— Description of the task —
Among the lines of the records, count those containing the word "JSON", then give the number alone.

Data excerpts START

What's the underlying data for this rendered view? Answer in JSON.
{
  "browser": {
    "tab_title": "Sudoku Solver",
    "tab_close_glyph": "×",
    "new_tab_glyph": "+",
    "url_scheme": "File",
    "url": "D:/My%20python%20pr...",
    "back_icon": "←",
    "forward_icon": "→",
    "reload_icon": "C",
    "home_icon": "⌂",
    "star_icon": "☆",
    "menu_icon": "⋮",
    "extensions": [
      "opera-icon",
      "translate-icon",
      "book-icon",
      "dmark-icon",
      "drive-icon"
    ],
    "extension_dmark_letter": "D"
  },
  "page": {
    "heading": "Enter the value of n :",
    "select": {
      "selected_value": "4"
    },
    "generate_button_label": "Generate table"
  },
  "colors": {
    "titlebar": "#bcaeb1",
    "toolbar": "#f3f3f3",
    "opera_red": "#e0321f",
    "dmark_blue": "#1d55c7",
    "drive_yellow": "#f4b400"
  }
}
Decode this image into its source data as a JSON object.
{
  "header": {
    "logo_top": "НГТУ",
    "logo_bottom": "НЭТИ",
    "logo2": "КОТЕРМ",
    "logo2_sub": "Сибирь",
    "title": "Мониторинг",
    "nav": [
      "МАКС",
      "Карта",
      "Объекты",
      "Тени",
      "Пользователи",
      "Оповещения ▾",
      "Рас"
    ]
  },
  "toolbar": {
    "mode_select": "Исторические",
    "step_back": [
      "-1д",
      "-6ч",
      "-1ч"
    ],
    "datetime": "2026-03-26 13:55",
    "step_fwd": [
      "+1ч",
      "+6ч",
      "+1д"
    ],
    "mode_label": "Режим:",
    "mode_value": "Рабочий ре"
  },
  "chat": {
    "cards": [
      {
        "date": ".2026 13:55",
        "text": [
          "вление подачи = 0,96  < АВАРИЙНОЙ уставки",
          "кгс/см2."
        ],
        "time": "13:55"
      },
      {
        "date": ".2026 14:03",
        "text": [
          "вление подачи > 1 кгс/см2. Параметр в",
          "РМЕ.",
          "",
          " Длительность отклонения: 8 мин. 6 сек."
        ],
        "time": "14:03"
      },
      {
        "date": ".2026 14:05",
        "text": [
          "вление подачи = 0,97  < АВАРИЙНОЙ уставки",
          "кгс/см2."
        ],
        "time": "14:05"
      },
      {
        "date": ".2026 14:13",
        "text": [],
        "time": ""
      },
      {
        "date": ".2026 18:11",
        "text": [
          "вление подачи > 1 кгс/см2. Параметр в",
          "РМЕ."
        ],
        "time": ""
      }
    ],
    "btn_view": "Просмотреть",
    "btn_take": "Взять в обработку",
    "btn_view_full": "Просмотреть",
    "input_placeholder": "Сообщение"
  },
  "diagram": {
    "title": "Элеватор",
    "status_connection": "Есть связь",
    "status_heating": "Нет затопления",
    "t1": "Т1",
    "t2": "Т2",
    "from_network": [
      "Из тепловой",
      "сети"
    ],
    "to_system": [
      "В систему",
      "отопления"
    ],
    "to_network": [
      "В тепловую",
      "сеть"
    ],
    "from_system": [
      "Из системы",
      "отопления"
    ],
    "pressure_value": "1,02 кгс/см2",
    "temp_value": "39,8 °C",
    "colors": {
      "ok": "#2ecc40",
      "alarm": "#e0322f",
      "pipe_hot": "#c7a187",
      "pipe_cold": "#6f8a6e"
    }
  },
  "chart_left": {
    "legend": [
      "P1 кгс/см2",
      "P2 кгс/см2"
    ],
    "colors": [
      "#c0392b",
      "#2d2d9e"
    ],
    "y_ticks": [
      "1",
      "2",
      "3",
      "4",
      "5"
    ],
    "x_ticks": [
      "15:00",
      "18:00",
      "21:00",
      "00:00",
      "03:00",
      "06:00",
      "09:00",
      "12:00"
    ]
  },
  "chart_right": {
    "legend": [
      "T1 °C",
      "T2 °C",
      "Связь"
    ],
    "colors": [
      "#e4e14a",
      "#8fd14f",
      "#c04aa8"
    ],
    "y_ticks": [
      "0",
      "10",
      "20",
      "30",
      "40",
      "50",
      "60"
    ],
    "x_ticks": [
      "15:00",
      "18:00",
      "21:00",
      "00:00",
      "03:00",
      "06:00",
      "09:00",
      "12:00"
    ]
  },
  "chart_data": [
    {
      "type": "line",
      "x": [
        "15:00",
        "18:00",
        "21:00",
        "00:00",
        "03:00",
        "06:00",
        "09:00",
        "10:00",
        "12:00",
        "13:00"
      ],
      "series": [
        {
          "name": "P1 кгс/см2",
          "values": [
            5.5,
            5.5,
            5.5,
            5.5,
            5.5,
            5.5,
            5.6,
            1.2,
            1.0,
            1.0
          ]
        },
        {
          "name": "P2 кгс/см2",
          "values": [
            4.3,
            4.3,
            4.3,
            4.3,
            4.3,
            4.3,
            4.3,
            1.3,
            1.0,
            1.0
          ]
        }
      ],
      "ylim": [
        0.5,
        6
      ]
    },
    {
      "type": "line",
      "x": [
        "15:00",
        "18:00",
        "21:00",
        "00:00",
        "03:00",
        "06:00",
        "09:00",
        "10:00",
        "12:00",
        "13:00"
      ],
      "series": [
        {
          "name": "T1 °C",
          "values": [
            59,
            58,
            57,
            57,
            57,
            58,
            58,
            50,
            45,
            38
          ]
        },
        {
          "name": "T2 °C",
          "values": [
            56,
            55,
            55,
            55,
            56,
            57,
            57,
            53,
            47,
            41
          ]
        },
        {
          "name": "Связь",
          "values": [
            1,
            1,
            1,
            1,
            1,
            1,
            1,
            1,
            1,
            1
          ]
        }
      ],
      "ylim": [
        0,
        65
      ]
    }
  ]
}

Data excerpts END

— The completed task —
2